Based on the stated undertakings of the world's major emitters, global emissions could reach about 57-59 billion tonnes of carbon dioxide equivalent (GtCO2e) by 2030, said the report co-authored by British academic Nicholas Stern, a former World Bank vice-president considered an authority on the economics of climate change.Full Story
Republican Bob Inglis received the John F. Kennedy Profile in Courage Award on Sunday for reversing his position on climate change despite the predictable political fallout that helped cost him his seat in Congress.
Kennedy's grandson, Jack Schlossberg, presented the award to Inglis on Sunday at the JFK Library in Boston.Full Story
Greenland’s polar bears have a thyroid problem. Their endocrine systems, too, are being disrupted.
In both cases the culprit agency is environmental pollution by a range of long-lived industrial chemicals and pesticides.Full Story
China’s recent scrapping of small coal plants will avoid the release of as much as 11.4 million metric tons annually of climate-warming carbon dioxide, helping the country cut emissions for the first time in more than a decade.

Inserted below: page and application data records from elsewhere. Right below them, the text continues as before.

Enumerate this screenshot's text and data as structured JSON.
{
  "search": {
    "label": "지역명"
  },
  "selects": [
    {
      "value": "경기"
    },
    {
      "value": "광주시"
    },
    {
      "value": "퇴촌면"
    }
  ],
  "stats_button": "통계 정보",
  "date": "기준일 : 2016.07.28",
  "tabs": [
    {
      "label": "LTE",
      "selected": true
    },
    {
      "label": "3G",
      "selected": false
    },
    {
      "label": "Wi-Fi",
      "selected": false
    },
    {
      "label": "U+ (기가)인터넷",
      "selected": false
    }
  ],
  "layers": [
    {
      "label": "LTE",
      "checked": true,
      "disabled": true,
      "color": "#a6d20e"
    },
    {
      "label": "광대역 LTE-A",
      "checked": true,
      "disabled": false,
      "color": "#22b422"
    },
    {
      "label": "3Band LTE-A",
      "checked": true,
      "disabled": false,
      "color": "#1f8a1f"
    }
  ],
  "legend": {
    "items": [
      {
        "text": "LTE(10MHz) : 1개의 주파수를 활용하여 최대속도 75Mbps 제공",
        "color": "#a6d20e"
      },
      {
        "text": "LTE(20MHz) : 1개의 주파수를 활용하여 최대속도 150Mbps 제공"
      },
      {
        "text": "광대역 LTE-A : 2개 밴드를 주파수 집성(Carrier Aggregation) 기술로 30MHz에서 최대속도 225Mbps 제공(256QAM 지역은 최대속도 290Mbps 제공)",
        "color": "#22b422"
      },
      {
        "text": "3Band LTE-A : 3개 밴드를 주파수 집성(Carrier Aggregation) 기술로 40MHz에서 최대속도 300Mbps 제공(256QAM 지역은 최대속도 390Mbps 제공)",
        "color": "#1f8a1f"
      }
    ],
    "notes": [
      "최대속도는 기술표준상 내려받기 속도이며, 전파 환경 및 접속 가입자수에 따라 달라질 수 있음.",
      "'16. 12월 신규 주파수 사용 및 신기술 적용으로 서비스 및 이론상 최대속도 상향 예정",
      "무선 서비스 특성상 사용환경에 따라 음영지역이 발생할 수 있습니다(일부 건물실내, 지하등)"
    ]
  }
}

The impact is a sign of what’s to come as China pushes for a cap on coal and moves to shutter, or refit, its dirtiest coal-burning power plants. China overhauled or scrapped as much as 3.3 gigawatts of the facilities in 2014, according to a March statement from the National Bureau of Statistics.Full Story

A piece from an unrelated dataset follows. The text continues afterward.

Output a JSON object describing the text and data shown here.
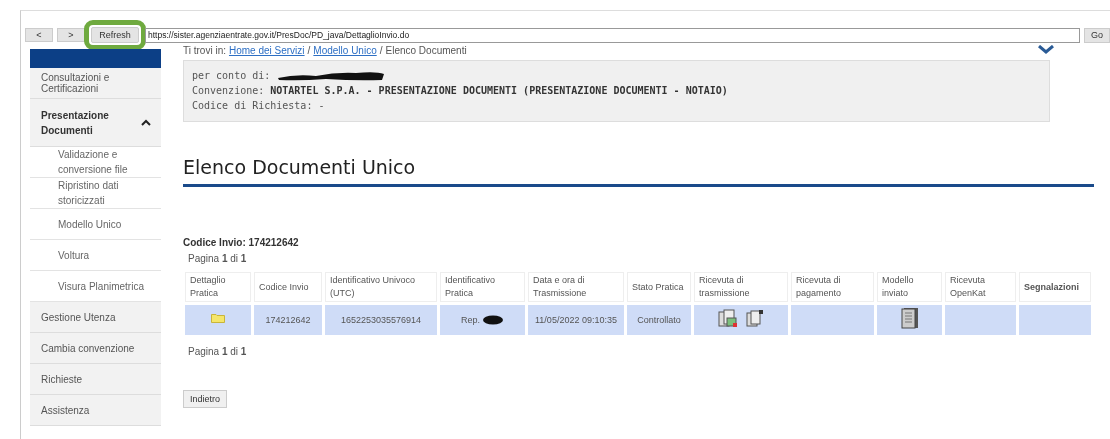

Three-quarters of known fossil fuel reserves must be kept in the ground if humanity is to avoid the worst effects of climate change, a group of leading scientists and economists have said in a statement timed to coincide with Earth Day.

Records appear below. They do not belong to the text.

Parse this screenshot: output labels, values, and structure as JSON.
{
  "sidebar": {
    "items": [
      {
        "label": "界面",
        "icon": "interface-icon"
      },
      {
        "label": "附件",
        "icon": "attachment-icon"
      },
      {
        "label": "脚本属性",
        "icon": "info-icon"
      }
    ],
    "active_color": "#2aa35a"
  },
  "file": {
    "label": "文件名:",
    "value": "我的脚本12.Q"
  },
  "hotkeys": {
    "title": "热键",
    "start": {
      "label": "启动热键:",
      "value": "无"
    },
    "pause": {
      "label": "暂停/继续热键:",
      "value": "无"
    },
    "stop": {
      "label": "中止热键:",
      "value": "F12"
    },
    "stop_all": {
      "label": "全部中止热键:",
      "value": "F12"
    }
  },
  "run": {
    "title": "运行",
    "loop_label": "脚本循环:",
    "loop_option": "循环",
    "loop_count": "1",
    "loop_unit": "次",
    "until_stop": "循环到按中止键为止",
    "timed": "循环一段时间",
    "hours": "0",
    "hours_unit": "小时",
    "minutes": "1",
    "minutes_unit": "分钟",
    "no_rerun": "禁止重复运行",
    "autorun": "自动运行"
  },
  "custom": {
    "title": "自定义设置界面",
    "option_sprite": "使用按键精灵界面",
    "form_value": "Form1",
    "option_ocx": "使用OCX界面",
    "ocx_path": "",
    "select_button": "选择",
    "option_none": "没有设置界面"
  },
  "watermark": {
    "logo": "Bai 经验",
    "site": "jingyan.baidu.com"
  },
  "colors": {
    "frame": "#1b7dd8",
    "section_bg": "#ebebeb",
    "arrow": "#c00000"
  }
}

The Earth League, which includes Nicholas Stern, the author of several influential reports on the economics of climate change; Hans Joachim Schellnhuber, a climate scientist and adviser to Angela Merkel; and the US economist Jeffrey Sachs, urged world leaders to follow up on their commitments to avoid dangerous global warming.Full Story
Don’t hold your breath, but future historians may look back on 2015 as the year that the renewable energy ascendancy began, the moment when the world started to move decisively away from its reliance on fossil fuels. Those fuels — oil, natural gas, and coal — will, of course, continue to dominate the energy landscape for years to come, adding billions of tons of heat-trapping carbon to the atmosphere. For the first time, however, it appears that a shift to renewable energy sources is gaining momentum. If sustained, it will have momentous implications for the world economy — as profound as the shift from wood to coal or coal to oil in previous centuries.
Global economic growth has, of course, long been powered by an increasing supply of fossil fuels, especially petroleum. Beginning with the United States, countries that succeeded in mastering the extraction and utilization of oil gained immense economic and political power, while countries with huge reserves of oil to exploit and sell, like Kuwait and Saudi Arabia, became fabulously wealthy. The giant oil companies that engineered the rise of petroleum made legendary profits, accumulated vast wealth, and grew immensely powerful. Not surprisingly, the oil states and those energy corporations continue to dream of a future in which they will play a dominant role.Full Story
Nothing has caused climate scientists quite as much recent trouble as the so-called “global warming hiatus.” Not only did this approximately 14-year lull in the rise of global mean (or average) temperatures provide fodder for a variety of misguided climate change deniers (there have been other, longer pauses), but it also represented a genuine scientific mystery. Scientists knew it was being caused by falling ocean temperatures, but they also knew that the ocean, as a whole, was warming. Where was the extra heat being stored, and when would it make itself known?
Then this past November Axel Timmermann, a climate scientist at the University of Hawaii’s International Pacific Research Center, announced that global mean temperatures had finally resumed their rise, driven mainly by an unprecedented spike in sea surface temperatures in the northeast Pacific.Full Story